I also have an older pair (not mirror imaged) that need the woofers refoamed. I don't know whether to fix them or sell them.
I had a pair for around 3 years...many years ago...I agree, very good speakers. I enjoyed many hours with mine...I suspect I still would, if I had not sold them!

The DQ 10 is what got me into higher end audio 30 years ago. It was the most amazing sound i have ever heard, at the time $900 seems like a million dollars to me and i never did get the dalquist. Years later when i got a real job, i got a pair of acoustat 3 and then the martin logan and now avantgarde which are far more costly then that pair of dalquist.But when i think of high end, DQ 10 still pop into my mind, Kinda like that first love that makes you smile. Great speaker indeed.

Muzcal 10-20-07
I also have an older pair (not mirror imaged) that need the woofers refoamed. I don't know whether to fix them or sell them.
Fix 'em! It's only about $23 for the kit for a pair of woofers. It's not very hard to do; mostly it takes some patience and care.

Here's a page on it at Parts Express, which also sells the kits:

With smaller cones, you don't really need to remove the dustcap and shim the voice coil.
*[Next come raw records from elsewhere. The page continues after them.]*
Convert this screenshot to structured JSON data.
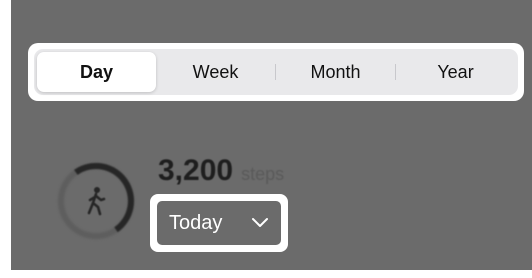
{
  "tabs": [
    {
      "label": "Day",
      "selected": true
    },
    {
      "label": "Week",
      "selected": false
    },
    {
      "label": "Month",
      "selected": false
    },
    {
      "label": "Year",
      "selected": false
    }
  ],
  "summary": {
    "steps_value": "3,200",
    "steps_unit": "steps",
    "icon": "walking-person-icon"
  },
  "date_filter": {
    "label": "Today",
    "icon": "chevron-down-icon"
  }
}
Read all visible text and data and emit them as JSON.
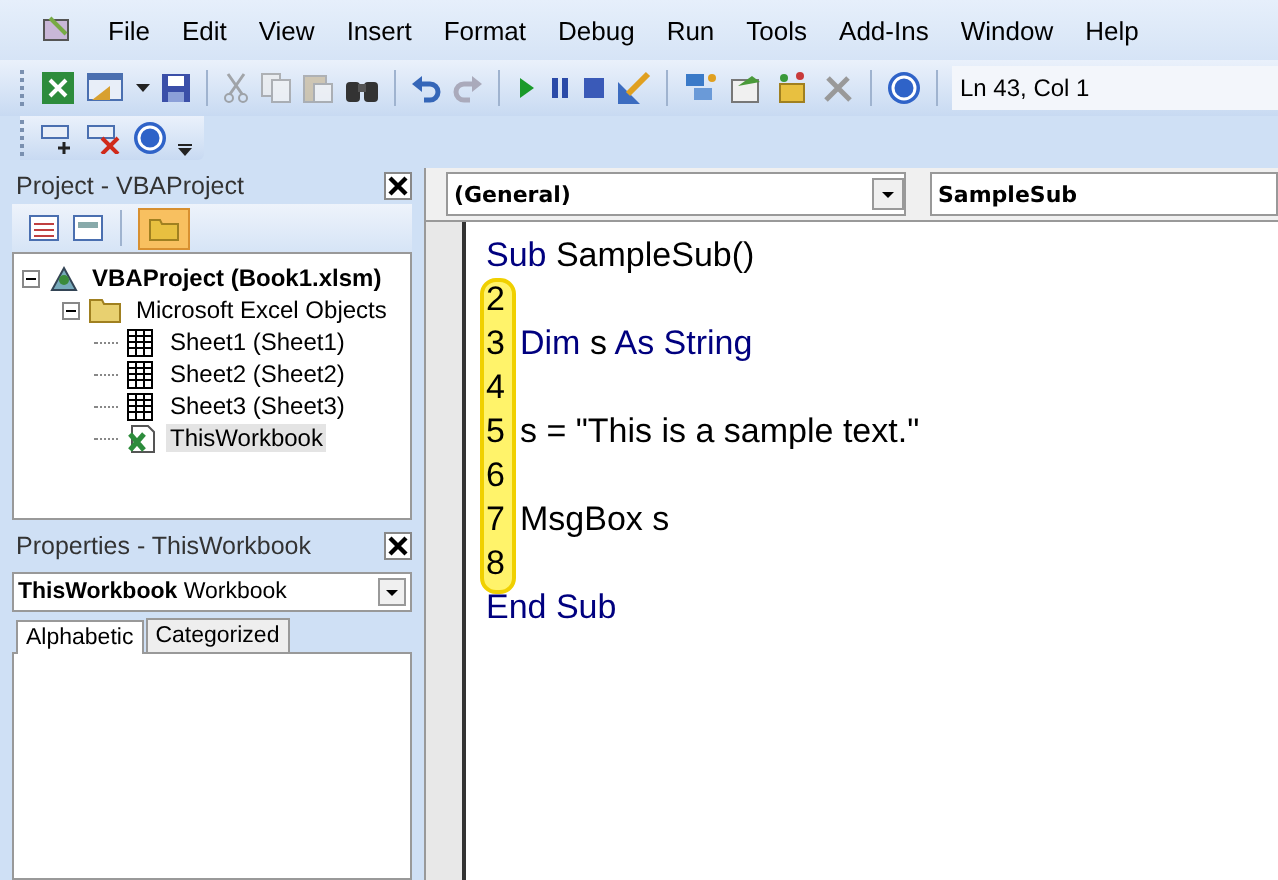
{
  "menu": [
    "File",
    "Edit",
    "View",
    "Insert",
    "Format",
    "Debug",
    "Run",
    "Tools",
    "Add-Ins",
    "Window",
    "Help"
  ],
  "status": "Ln 43, Col 1",
  "project_pane": {
    "title": "Project - VBAProject",
    "tree": [
      {
        "label": "VBAProject (Book1.xlsm)",
        "bold": true,
        "expanded": true,
        "selected": false,
        "children": [
          {
            "label": "Microsoft Excel Objects",
            "bold": false,
            "expanded": true,
            "selected": false,
            "children": [
              {
                "label": "Sheet1 (Sheet1)",
                "bold": false,
                "selected": false,
                "kind": "sheet"
              },
              {
                "label": "Sheet2 (Sheet2)",
                "bold": false,
                "selected": false,
                "kind": "sheet"
              },
              {
                "label": "Sheet3 (Sheet3)",
                "bold": false,
                "selected": false,
                "kind": "sheet"
              },
              {
                "label": "ThisWorkbook",
                "bold": false,
                "selected": true,
                "kind": "workbook"
              }
            ]
          }
        ]
      }
    ]
  },
  "properties_pane": {
    "title": "Properties - ThisWorkbook",
    "object_name": "ThisWorkbook",
    "object_type": "Workbook",
    "tabs": [
      {
        "label": "Alphabetic",
        "selected": true
      },
      {
        "label": "Categorized",
        "selected": false
      }
    ]
  },
  "code_window": {
    "object_combo": "(General)",
    "procedure_combo": "SampleSub",
    "lines": [
      {
        "tokens": [
          {
            "text": "Sub",
            "kind": "keyword"
          },
          {
            "text": " SampleSub()",
            "kind": "plain"
          }
        ]
      },
      {
        "number": "2"
      },
      {
        "number": "3",
        "tokens": [
          {
            "text": "Dim",
            "kind": "keyword"
          },
          {
            "text": " s ",
            "kind": "plain"
          },
          {
            "text": "As String",
            "kind": "keyword"
          }
        ]
      },
      {
        "number": "4"
      },
      {
        "number": "5",
        "tokens": [
          {
            "text": "s = \"This is a sample text.\"",
            "kind": "plain"
          }
        ]
      },
      {
        "number": "6"
      },
      {
        "number": "7",
        "tokens": [
          {
            "text": "MsgBox s",
            "kind": "plain"
          }
        ]
      },
      {
        "number": "8"
      },
      {
        "tokens": [
          {
            "text": "End Sub",
            "kind": "keyword"
          }
        ]
      }
    ]
  }
}
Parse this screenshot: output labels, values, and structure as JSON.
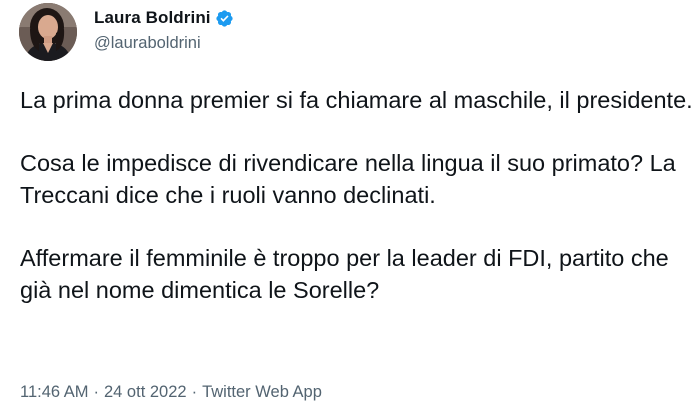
{
  "author": {
    "display_name": "Laura Boldrini",
    "handle": "@lauraboldrini",
    "verified": true,
    "verified_color": "#1d9bf0"
  },
  "tweet": {
    "paragraphs": [
      "La prima donna premier si fa chiamare al maschile, il presidente.",
      "Cosa le impedisce di rivendicare nella lingua il suo primato? La Treccani dice che i ruoli vanno declinati.",
      "Affermare il femminile è troppo per la leader di FDI, partito che già nel nome dimentica le Sorelle?"
    ]
  },
  "meta": {
    "time": "11:46 AM",
    "separator": "·",
    "date": "24 ott 2022",
    "source": "Twitter Web App"
  },
  "colors": {
    "text_primary": "#0f1419",
    "text_secondary": "#536471",
    "background": "#ffffff"
  }
}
I replaced the foam on a pair of EPI A70s with 6-1/2" woofers and didn't need to shim them at all.

For the DQ-10, you would probably use the same kit as for the original, Large Advent speaker:, but I'd call Parts Express to make sure.

The reason I think this would work is that although the Dahlquist and Advent woofers weren't quite identical, they are very similar. Both used a 9-1/2" diaphram in a 12" basket with masonite insert, and they both contracted to the same driver mfr. The two brands' mfg. lots could get mixed up if they weren't specifically labeled. I got this info directly from Saul Marantz when he was demonstrating the DQ-10s at the stereo store I worked at in SoCal in 1975.